Housing Developments: Construction Spice

Putting a bow on #AHW2018

Last week hundreds of community members came together at dozens of events across the county in support of safe, healthy, affordable homes for all as part of our third annual Affordable Housing Week! Check out #AHW2018 and #Homes4AllKC for a rundown, and email your city council to thank them for recognizing the week and encourage them to stay engaged.

#AHW2018 Headlines:

..and finally, our #AHW2018 Theme Song Contest Winner (for the second year in a row) Weber Thompson! Their in-house band “Two Turntables and a Micro House” brought the heat once again with “Imagine Our City.” Come for the tunes, stay for Construction Spice.

Thanks to everyone who participated in Affordable Housing Week! We’ll see you again next year.

Other developments…

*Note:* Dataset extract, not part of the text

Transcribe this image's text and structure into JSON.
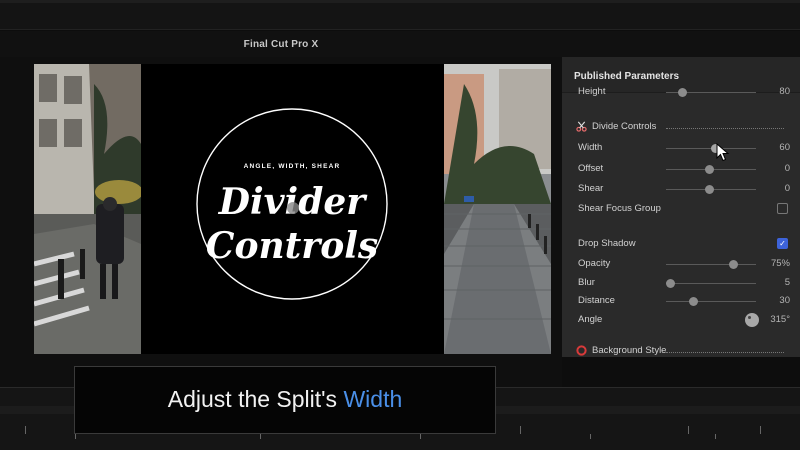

  • New “head tax” puts Seattle in the national spotlight. Following Council’s unanimous vote Monday to enact an employee hours tax, folks around the sound and the rest of the country had a lot to say. This week, local outlets have turned speculative, with Seattle Times, KUOW, and Capitol Hill Blog wondering what’s next. Meanwhile, opposition aims for a November referendum.
  • “Zoning is the whole game when it comes to housing,” Maybe not the whole game, but either way, Mike Rosenberg takes a look at Seattle’s single family zoning and finds that 88% of new growth has been absorbed by 18% of its zoned residential land area.
  • Home is a parking spot for thousands in King County. South Seattle Emerald explores what life feels like for people living in their vehicles.
  • How a 2013 motel raid inspired a vision for new affordable homes in Tukwila: KUOW chats with Mohammed Jama about the Abu Bakr mosque’s plans to turn an old motel into new community asset.
  • King County’s homeless population has grown 11.5% since 2017, but funding has increased by less than 2.5% even as public and non-profit agencies move more households out of homelessness. This and more from the McKinsey report, which is partially behind a paywall.
  • An estimated 300 new affordable homes coming to Issaquah after Council approves changes to inclusionary zoning code.  Under the new policy, 15% of new units must be affordable to households earning 70% of AMI, or a developer can build fewer units with deeper levels of affordability.
  • “The crisis of housing and the cost of housing has moved from a social issue to one of core economic competitiveness,” Bellevue Mayor Chelminiak said at the State of the City meeting. 
  • King County taxpayers are paying more to add lanes to freeways into Bellevue than they would to put affordable housing within Bellevue city limits, according to KCHA executive director Stephen Norman.
  • ADU: What’s it 2 U? The City of Seattle is accepting comments on its Accessory Dwelling Unit Draft EIS.
  • “We’re moving outside the box.” King County Housing Authority’s work acquiring properties and leveraging housing choice vouchers to house more people was featured in Slate.
  • New tool in the works to identify publicly-owned land suitable for affordable housing development. Enterprise Community Partners’ Home & Hope tool will map all the public land in King County.
  • Naloxone Training for Case Managers and Housing Providers 6/5: The Coalition on Homelessness and King County Department of Community and Health Services host this free training in Kent. Register here.
  • Affordable developments face land construction costs just like any other building, KING 5 reports. Susan Boyd of Bellwether Housing sums it up her conversation with the news outlet; “Lots of money, land, and political capital are needed to build more.”
  • Washington Home Ownership Resource Center hosts State Homeownership Convening on June 13th in Tukwila: Registration is now open for the third annual statewide homeownership convening!